▶ [The task] Could you show each line of the records that contains the word "JSON"?

────

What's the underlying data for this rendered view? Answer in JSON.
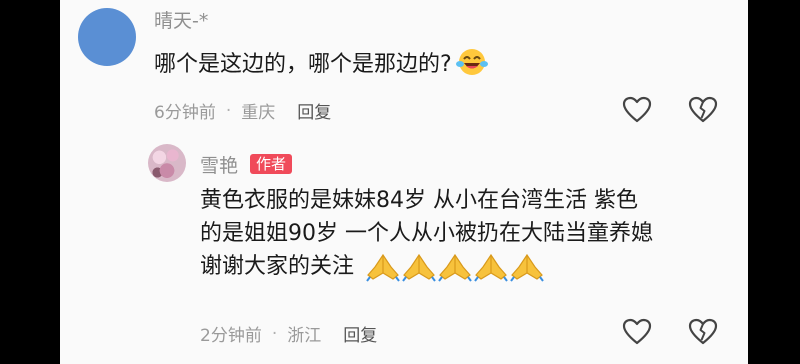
{
  "comment": {
    "username": "晴天-*",
    "text": "哪个是这边的，哪个是那边的?",
    "emoji": "laughing-crying-emoji",
    "time": "6分钟前",
    "location": "重庆",
    "reply_label": "回复"
  },
  "reply": {
    "username": "雪艳",
    "author_tag": "作者",
    "lines": [
      "黄色衣服的是妹妹84岁 从小在台湾生活 紫色",
      "的是姐姐90岁 一个人从小被扔在大陆当童养媳",
      "谢谢大家的关注"
    ],
    "emoji": "folded-hands-emoji",
    "time": "2分钟前",
    "location": "浙江",
    "reply_label": "回复"
  },
  "colors": {
    "author_tag": "#f04a5a",
    "avatar_blue": "#5a8fd4",
    "meta_gray": "#9a9a9a"
  }
}
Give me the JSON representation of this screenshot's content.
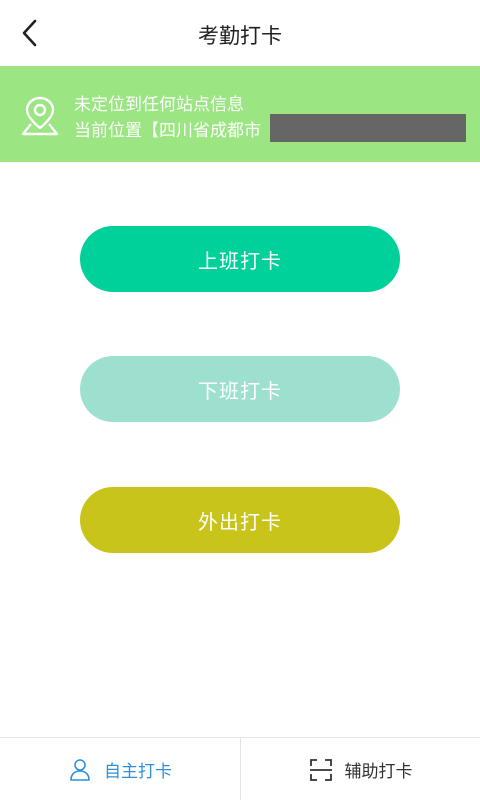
{
  "header": {
    "title": "考勤打卡",
    "back_icon": "chevron-left-icon"
  },
  "location_banner": {
    "status": "未定位到任何站点信息",
    "current_position": "当前位置【四川省成都市",
    "icon": "location-pin-icon",
    "background": "#9be583"
  },
  "buttons": {
    "clock_in": "上班打卡",
    "clock_out": "下班打卡",
    "outing": "外出打卡",
    "clock_in_color": "#00d09a",
    "clock_out_color": "#9de0cf",
    "outing_color": "#c8c419"
  },
  "bottom_tabs": {
    "self_clock": "自主打卡",
    "assist_clock": "辅助打卡",
    "self_icon": "user-icon",
    "assist_icon": "scan-icon",
    "active_color": "#2f8fd8"
  }
}
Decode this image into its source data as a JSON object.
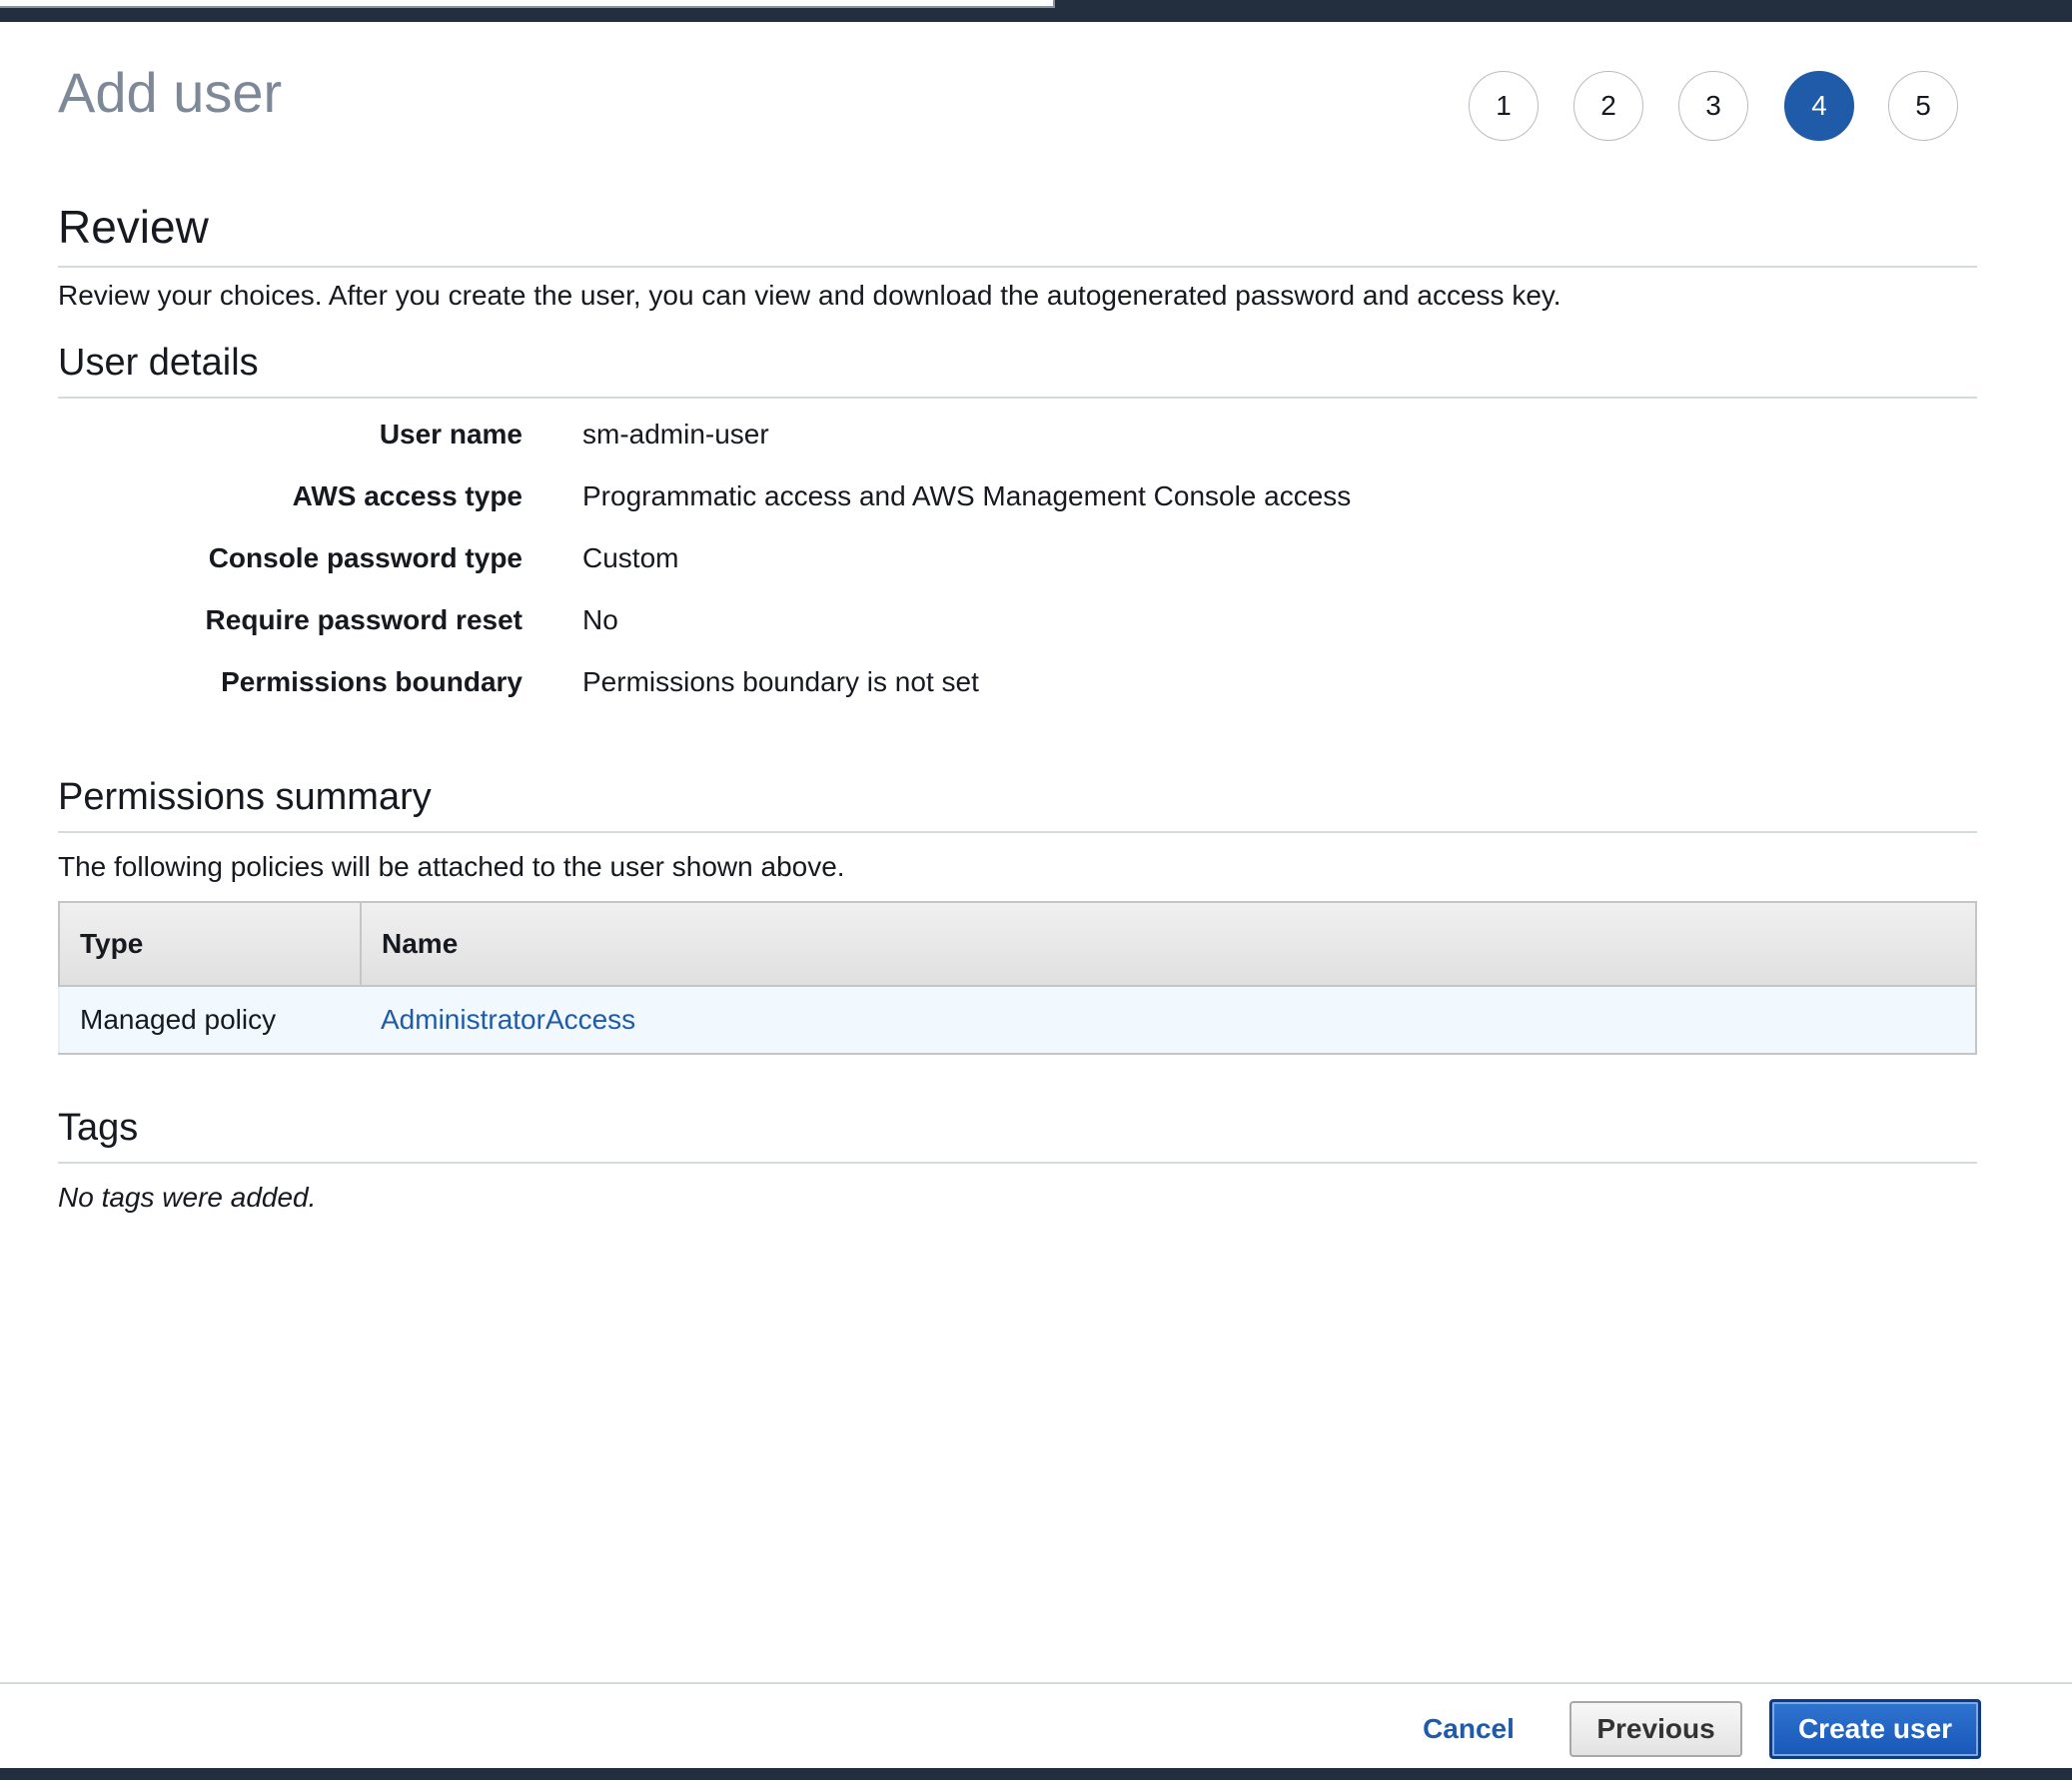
{
  "page": {
    "title": "Add user"
  },
  "stepper": {
    "steps": [
      "1",
      "2",
      "3",
      "4",
      "5"
    ],
    "active_step": 4
  },
  "review": {
    "title": "Review",
    "description": "Review your choices. After you create the user, you can view and download the autogenerated password and access key."
  },
  "user_details": {
    "title": "User details",
    "rows": [
      {
        "label": "User name",
        "value": "sm-admin-user"
      },
      {
        "label": "AWS access type",
        "value": "Programmatic access and AWS Management Console access"
      },
      {
        "label": "Console password type",
        "value": "Custom"
      },
      {
        "label": "Require password reset",
        "value": "No"
      },
      {
        "label": "Permissions boundary",
        "value": "Permissions boundary is not set"
      }
    ]
  },
  "permissions": {
    "title": "Permissions summary",
    "description": "The following policies will be attached to the user shown above.",
    "columns": [
      "Type",
      "Name"
    ],
    "rows": [
      {
        "type": "Managed policy",
        "name": "AdministratorAccess"
      }
    ]
  },
  "tags": {
    "title": "Tags",
    "empty_text": "No tags were added."
  },
  "footer": {
    "cancel_label": "Cancel",
    "previous_label": "Previous",
    "create_label": "Create user"
  },
  "colors": {
    "accent": "#1f5ba8",
    "header_bar": "#232f3e",
    "title_gray": "#7d8998"
  }
}
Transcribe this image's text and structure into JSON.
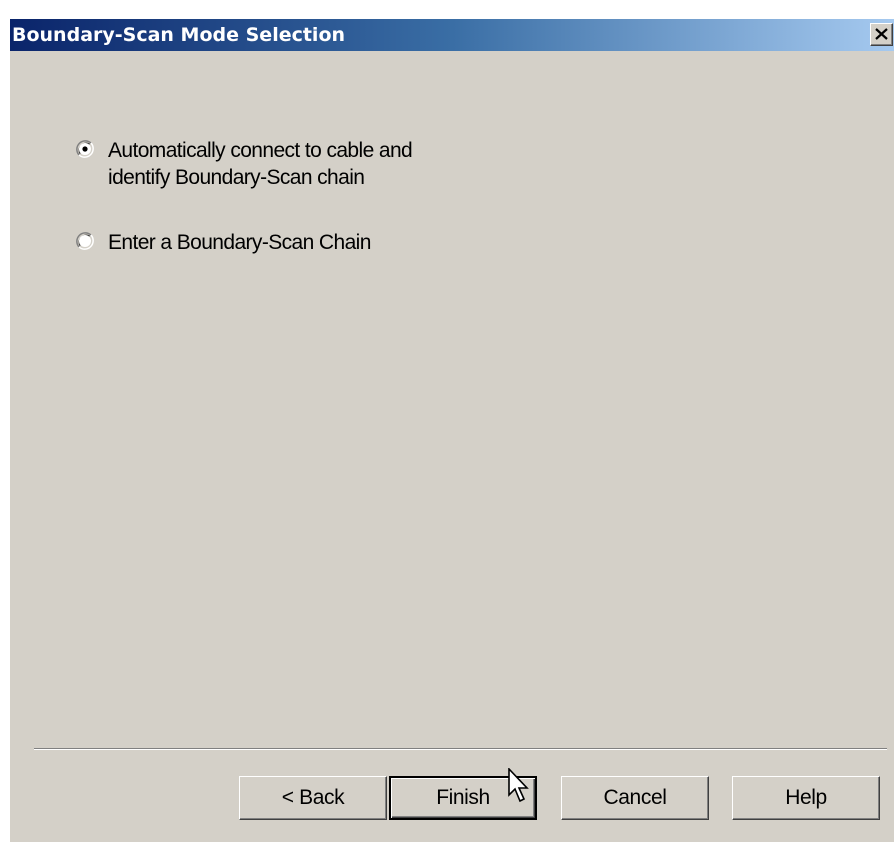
{
  "window": {
    "title": "Boundary-Scan Mode Selection",
    "close_icon": "close-icon"
  },
  "options": [
    {
      "label": "Automatically connect to cable and\nidentify Boundary-Scan chain",
      "selected": true
    },
    {
      "label": "Enter a Boundary-Scan Chain",
      "selected": false
    }
  ],
  "buttons": {
    "back": "< Back",
    "finish": "Finish",
    "cancel": "Cancel",
    "help": "Help"
  },
  "colors": {
    "dialog_bg": "#d4d0c8",
    "titlebar_start": "#0a246a",
    "titlebar_end": "#a6caf0"
  }
}
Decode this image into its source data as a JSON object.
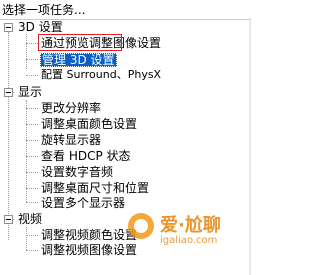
{
  "header": {
    "title": "选择一项任务..."
  },
  "tree": {
    "groups": [
      {
        "label": "3D 设置",
        "items": [
          {
            "label": "通过预览调整图像设置"
          },
          {
            "label": "管理 3D 设置"
          },
          {
            "label": "配置 Surround、PhysX"
          }
        ]
      },
      {
        "label": "显示",
        "items": [
          {
            "label": "更改分辨率"
          },
          {
            "label": "调整桌面颜色设置"
          },
          {
            "label": "旋转显示器"
          },
          {
            "label": "查看 HDCP 状态"
          },
          {
            "label": "设置数字音频"
          },
          {
            "label": "调整桌面尺寸和位置"
          },
          {
            "label": "设置多个显示器"
          }
        ]
      },
      {
        "label": "视频",
        "items": [
          {
            "label": "调整视频颜色设置"
          },
          {
            "label": "调整视频图像设置"
          }
        ]
      }
    ]
  },
  "watermark": {
    "brand": "爱·尬聊",
    "site": "igaliao.com"
  },
  "colors": {
    "selection": "#0a5fc6",
    "highlight_box": "#e02020",
    "watermark": "#e98b16"
  }
}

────

▶ [Your response]
What's the underlying data for this rendered view? Answer in JSON.
Give me the JSON representation of this screenshot's content.
Decode this image into its source data as a JSON object.
Transcribe this image's text and structure into JSON.
Decode this image into its source data as a JSON object.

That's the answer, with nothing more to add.